## TO DO
Give back all of the data exactly as it appears here.

──────── RECORDS PROVIDED ────────

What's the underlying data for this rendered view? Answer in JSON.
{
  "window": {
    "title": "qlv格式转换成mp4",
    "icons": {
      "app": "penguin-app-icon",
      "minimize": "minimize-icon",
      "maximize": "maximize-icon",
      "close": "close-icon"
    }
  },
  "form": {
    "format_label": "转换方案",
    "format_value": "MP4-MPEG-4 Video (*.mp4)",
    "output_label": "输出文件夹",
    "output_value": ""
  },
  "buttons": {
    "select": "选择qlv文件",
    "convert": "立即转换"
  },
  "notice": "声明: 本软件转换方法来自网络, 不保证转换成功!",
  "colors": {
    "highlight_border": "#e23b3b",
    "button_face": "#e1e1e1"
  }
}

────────

## RESPONSE
What's the underlying data for this rendered view? Answer in JSON.
{
  "window": {
    "title": "qlv格式转换成mp4",
    "icons": {
      "app": "penguin-app-icon",
      "minimize": "minimize-icon",
      "maximize": "maximize-icon",
      "close": "close-icon"
    }
  },
  "form": {
    "format_label": "转换方案",
    "format_value": "MP4-MPEG-4 Video (*.mp4)",
    "output_label": "输出文件夹",
    "output_value": ""
  },
  "buttons": {
    "select": "选择qlv文件",
    "convert": "立即转换"
  },
  "notice": "声明: 本软件转换方法来自网络, 不保证转换成功!",
  "colors": {
    "highlight_border": "#e23b3b",
    "button_face": "#e1e1e1"
  }
}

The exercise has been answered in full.